→ **Material for the task**:
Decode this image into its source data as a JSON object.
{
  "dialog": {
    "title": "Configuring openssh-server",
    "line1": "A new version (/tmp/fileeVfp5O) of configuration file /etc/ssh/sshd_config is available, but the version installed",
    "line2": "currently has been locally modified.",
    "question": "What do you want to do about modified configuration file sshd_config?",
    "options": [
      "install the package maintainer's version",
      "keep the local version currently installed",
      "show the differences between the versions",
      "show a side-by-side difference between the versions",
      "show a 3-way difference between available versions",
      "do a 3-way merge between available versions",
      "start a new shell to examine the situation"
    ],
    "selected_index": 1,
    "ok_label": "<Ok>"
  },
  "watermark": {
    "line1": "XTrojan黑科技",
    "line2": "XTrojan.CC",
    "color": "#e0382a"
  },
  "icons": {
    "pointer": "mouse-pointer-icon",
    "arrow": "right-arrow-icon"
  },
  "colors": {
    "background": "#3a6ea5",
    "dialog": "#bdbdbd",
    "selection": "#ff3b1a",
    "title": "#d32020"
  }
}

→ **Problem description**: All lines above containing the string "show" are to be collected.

→ **Task result**:
      "show the differences between the versions",
      "show a side-by-side difference between the versions",
      "show a 3-way difference between available versions",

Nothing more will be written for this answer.